(Dataset rows for apps and sites)
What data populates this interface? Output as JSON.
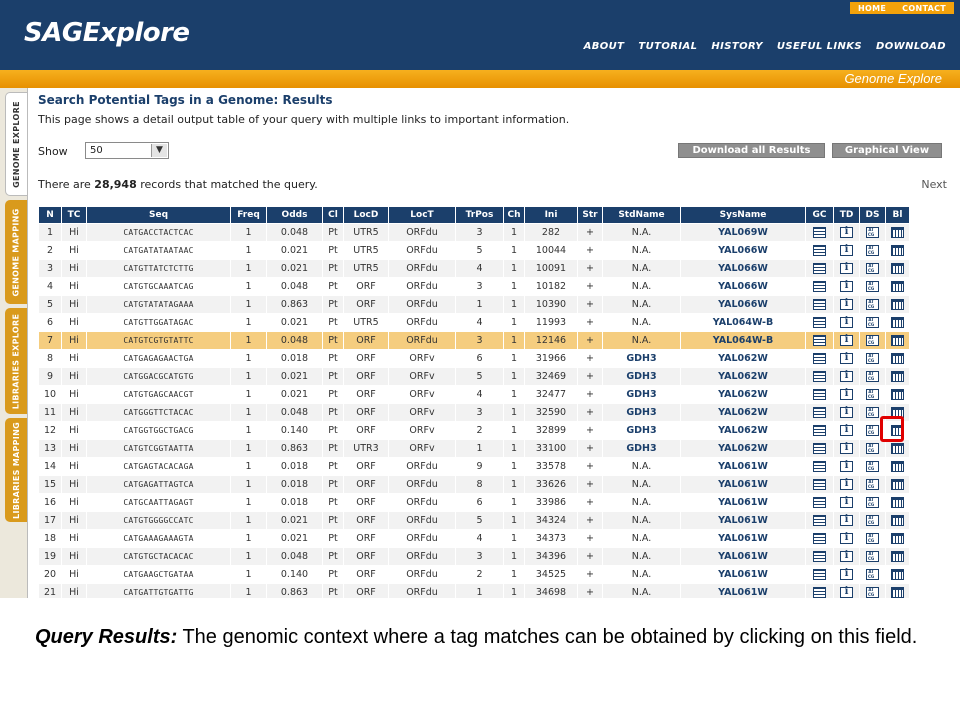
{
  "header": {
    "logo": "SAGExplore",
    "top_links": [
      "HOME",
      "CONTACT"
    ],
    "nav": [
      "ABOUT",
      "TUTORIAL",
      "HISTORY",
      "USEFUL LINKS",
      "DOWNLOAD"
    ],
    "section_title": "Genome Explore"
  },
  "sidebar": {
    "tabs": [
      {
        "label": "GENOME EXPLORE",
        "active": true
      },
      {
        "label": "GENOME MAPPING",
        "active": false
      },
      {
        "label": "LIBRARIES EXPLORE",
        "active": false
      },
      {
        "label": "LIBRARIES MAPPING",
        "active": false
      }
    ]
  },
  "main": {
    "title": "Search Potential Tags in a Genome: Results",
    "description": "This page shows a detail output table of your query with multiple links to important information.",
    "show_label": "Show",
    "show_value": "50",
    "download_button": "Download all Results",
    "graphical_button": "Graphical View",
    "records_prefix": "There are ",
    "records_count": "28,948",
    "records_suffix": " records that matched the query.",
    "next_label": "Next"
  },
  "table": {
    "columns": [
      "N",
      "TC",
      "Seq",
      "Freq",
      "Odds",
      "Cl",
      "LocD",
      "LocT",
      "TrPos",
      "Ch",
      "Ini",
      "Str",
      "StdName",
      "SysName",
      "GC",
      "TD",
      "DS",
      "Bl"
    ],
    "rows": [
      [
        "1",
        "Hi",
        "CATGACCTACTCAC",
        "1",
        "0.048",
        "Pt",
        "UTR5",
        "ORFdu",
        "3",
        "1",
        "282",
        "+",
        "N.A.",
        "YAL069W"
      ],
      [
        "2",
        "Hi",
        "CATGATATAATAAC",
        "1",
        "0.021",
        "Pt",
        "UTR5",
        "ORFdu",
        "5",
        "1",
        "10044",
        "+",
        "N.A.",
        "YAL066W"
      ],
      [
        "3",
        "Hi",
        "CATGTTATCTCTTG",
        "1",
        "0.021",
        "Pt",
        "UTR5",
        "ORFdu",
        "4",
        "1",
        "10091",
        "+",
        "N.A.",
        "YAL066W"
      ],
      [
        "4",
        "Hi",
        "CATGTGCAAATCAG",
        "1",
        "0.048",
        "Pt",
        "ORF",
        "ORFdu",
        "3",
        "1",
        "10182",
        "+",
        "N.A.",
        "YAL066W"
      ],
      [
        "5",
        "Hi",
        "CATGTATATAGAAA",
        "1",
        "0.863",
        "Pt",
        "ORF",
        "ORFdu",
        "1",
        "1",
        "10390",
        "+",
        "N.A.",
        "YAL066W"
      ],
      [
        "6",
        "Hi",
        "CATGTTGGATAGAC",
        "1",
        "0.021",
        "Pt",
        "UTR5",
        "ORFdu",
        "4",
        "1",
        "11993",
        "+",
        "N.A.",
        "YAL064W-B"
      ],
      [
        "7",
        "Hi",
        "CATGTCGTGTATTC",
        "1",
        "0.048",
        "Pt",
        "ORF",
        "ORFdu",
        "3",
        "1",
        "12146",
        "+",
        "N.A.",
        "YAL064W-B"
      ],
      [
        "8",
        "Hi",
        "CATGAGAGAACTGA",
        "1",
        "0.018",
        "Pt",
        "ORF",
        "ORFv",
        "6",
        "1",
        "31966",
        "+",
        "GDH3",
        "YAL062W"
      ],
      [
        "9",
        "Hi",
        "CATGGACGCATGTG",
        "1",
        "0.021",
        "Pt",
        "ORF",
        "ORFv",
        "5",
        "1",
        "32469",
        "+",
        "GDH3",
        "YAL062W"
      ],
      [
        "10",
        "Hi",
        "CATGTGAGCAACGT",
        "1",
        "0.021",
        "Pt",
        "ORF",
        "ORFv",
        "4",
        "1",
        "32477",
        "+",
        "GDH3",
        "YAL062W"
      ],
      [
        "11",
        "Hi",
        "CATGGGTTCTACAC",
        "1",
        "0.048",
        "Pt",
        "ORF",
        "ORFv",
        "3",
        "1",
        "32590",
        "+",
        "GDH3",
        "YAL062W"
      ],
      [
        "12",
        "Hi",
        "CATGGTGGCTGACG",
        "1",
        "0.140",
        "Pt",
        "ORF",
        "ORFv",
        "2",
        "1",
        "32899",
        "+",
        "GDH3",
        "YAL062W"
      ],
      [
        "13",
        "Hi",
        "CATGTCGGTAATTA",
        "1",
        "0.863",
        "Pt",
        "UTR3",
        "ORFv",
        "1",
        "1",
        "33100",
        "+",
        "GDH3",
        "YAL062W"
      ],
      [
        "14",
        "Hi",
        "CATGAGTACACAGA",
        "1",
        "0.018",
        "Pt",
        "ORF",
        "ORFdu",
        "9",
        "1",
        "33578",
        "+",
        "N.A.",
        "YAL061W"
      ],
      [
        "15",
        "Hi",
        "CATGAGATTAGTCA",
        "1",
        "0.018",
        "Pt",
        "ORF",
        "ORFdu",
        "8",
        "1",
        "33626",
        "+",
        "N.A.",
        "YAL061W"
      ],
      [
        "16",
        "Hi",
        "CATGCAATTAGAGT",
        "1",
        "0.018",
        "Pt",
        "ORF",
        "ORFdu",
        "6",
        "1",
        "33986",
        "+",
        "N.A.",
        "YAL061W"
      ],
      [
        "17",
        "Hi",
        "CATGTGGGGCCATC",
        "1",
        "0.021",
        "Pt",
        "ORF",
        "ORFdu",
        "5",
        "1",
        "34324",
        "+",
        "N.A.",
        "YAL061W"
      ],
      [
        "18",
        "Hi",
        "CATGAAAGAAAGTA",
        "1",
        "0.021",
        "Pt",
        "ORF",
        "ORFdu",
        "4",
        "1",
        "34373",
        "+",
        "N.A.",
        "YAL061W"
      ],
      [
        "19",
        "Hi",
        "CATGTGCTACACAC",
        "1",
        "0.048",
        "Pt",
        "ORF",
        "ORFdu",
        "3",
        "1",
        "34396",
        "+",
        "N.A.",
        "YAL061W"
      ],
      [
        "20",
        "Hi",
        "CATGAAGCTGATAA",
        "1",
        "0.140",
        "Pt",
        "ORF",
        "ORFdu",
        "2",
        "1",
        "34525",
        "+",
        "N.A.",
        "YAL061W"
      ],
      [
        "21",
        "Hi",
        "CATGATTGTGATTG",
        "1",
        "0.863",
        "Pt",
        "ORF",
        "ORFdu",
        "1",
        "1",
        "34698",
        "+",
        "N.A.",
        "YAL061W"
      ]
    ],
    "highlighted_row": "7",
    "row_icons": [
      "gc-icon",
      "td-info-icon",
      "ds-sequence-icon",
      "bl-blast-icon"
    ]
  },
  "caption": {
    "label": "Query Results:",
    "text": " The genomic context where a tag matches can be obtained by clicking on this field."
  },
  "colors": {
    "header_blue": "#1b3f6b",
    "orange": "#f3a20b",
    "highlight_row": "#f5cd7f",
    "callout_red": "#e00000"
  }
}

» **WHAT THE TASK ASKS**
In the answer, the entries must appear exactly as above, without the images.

» **TASK SOLUTION**
What data populates this interface? Output as JSON.
{
  "header": {
    "logo": "SAGExplore",
    "top_links": [
      "HOME",
      "CONTACT"
    ],
    "nav": [
      "ABOUT",
      "TUTORIAL",
      "HISTORY",
      "USEFUL LINKS",
      "DOWNLOAD"
    ],
    "section_title": "Genome Explore"
  },
  "sidebar": {
    "tabs": [
      {
        "label": "GENOME EXPLORE",
        "active": true
      },
      {
        "label": "GENOME MAPPING",
        "active": false
      },
      {
        "label": "LIBRARIES EXPLORE",
        "active": false
      },
      {
        "label": "LIBRARIES MAPPING",
        "active": false
      }
    ]
  },
  "main": {
    "title": "Search Potential Tags in a Genome: Results",
    "description": "This page shows a detail output table of your query with multiple links to important information.",
    "show_label": "Show",
    "show_value": "50",
    "download_button": "Download all Results",
    "graphical_button": "Graphical View",
    "records_prefix": "There are ",
    "records_count": "28,948",
    "records_suffix": " records that matched the query.",
    "next_label": "Next"
  },
  "table": {
    "columns": [
      "N",
      "TC",
      "Seq",
      "Freq",
      "Odds",
      "Cl",
      "LocD",
      "LocT",
      "TrPos",
      "Ch",
      "Ini",
      "Str",
      "StdName",
      "SysName",
      "GC",
      "TD",
      "DS",
      "Bl"
    ],
    "rows": [
      [
        "1",
        "Hi",
        "CATGACCTACTCAC",
        "1",
        "0.048",
        "Pt",
        "UTR5",
        "ORFdu",
        "3",
        "1",
        "282",
        "+",
        "N.A.",
        "YAL069W"
      ],
      [
        "2",
        "Hi",
        "CATGATATAATAAC",
        "1",
        "0.021",
        "Pt",
        "UTR5",
        "ORFdu",
        "5",
        "1",
        "10044",
        "+",
        "N.A.",
        "YAL066W"
      ],
      [
        "3",
        "Hi",
        "CATGTTATCTCTTG",
        "1",
        "0.021",
        "Pt",
        "UTR5",
        "ORFdu",
        "4",
        "1",
        "10091",
        "+",
        "N.A.",
        "YAL066W"
      ],
      [
        "4",
        "Hi",
        "CATGTGCAAATCAG",
        "1",
        "0.048",
        "Pt",
        "ORF",
        "ORFdu",
        "3",
        "1",
        "10182",
        "+",
        "N.A.",
        "YAL066W"
      ],
      [
        "5",
        "Hi",
        "CATGTATATAGAAA",
        "1",
        "0.863",
        "Pt",
        "ORF",
        "ORFdu",
        "1",
        "1",
        "10390",
        "+",
        "N.A.",
        "YAL066W"
      ],
      [
        "6",
        "Hi",
        "CATGTTGGATAGAC",
        "1",
        "0.021",
        "Pt",
        "UTR5",
        "ORFdu",
        "4",
        "1",
        "11993",
        "+",
        "N.A.",
        "YAL064W-B"
      ],
      [
        "7",
        "Hi",
        "CATGTCGTGTATTC",
        "1",
        "0.048",
        "Pt",
        "ORF",
        "ORFdu",
        "3",
        "1",
        "12146",
        "+",
        "N.A.",
        "YAL064W-B"
      ],
      [
        "8",
        "Hi",
        "CATGAGAGAACTGA",
        "1",
        "0.018",
        "Pt",
        "ORF",
        "ORFv",
        "6",
        "1",
        "31966",
        "+",
        "GDH3",
        "YAL062W"
      ],
      [
        "9",
        "Hi",
        "CATGGACGCATGTG",
        "1",
        "0.021",
        "Pt",
        "ORF",
        "ORFv",
        "5",
        "1",
        "32469",
        "+",
        "GDH3",
        "YAL062W"
      ],
      [
        "10",
        "Hi",
        "CATGTGAGCAACGT",
        "1",
        "0.021",
        "Pt",
        "ORF",
        "ORFv",
        "4",
        "1",
        "32477",
        "+",
        "GDH3",
        "YAL062W"
      ],
      [
        "11",
        "Hi",
        "CATGGGTTCTACAC",
        "1",
        "0.048",
        "Pt",
        "ORF",
        "ORFv",
        "3",
        "1",
        "32590",
        "+",
        "GDH3",
        "YAL062W"
      ],
      [
        "12",
        "Hi",
        "CATGGTGGCTGACG",
        "1",
        "0.140",
        "Pt",
        "ORF",
        "ORFv",
        "2",
        "1",
        "32899",
        "+",
        "GDH3",
        "YAL062W"
      ],
      [
        "13",
        "Hi",
        "CATGTCGGTAATTA",
        "1",
        "0.863",
        "Pt",
        "UTR3",
        "ORFv",
        "1",
        "1",
        "33100",
        "+",
        "GDH3",
        "YAL062W"
      ],
      [
        "14",
        "Hi",
        "CATGAGTACACAGA",
        "1",
        "0.018",
        "Pt",
        "ORF",
        "ORFdu",
        "9",
        "1",
        "33578",
        "+",
        "N.A.",
        "YAL061W"
      ],
      [
        "15",
        "Hi",
        "CATGAGATTAGTCA",
        "1",
        "0.018",
        "Pt",
        "ORF",
        "ORFdu",
        "8",
        "1",
        "33626",
        "+",
        "N.A.",
        "YAL061W"
      ],
      [
        "16",
        "Hi",
        "CATGCAATTAGAGT",
        "1",
        "0.018",
        "Pt",
        "ORF",
        "ORFdu",
        "6",
        "1",
        "33986",
        "+",
        "N.A.",
        "YAL061W"
      ],
      [
        "17",
        "Hi",
        "CATGTGGGGCCATC",
        "1",
        "0.021",
        "Pt",
        "ORF",
        "ORFdu",
        "5",
        "1",
        "34324",
        "+",
        "N.A.",
        "YAL061W"
      ],
      [
        "18",
        "Hi",
        "CATGAAAGAAAGTA",
        "1",
        "0.021",
        "Pt",
        "ORF",
        "ORFdu",
        "4",
        "1",
        "34373",
        "+",
        "N.A.",
        "YAL061W"
      ],
      [
        "19",
        "Hi",
        "CATGTGCTACACAC",
        "1",
        "0.048",
        "Pt",
        "ORF",
        "ORFdu",
        "3",
        "1",
        "34396",
        "+",
        "N.A.",
        "YAL061W"
      ],
      [
        "20",
        "Hi",
        "CATGAAGCTGATAA",
        "1",
        "0.140",
        "Pt",
        "ORF",
        "ORFdu",
        "2",
        "1",
        "34525",
        "+",
        "N.A.",
        "YAL061W"
      ],
      [
        "21",
        "Hi",
        "CATGATTGTGATTG",
        "1",
        "0.863",
        "Pt",
        "ORF",
        "ORFdu",
        "1",
        "1",
        "34698",
        "+",
        "N.A.",
        "YAL061W"
      ]
    ],
    "highlighted_row": "7",
    "row_icons": [
      "gc-icon",
      "td-info-icon",
      "ds-sequence-icon",
      "bl-blast-icon"
    ]
  },
  "caption": {
    "label": "Query Results:",
    "text": " The genomic context where a tag matches can be obtained by clicking on this field."
  },
  "colors": {
    "header_blue": "#1b3f6b",
    "orange": "#f3a20b",
    "highlight_row": "#f5cd7f",
    "callout_red": "#e00000"
  }
}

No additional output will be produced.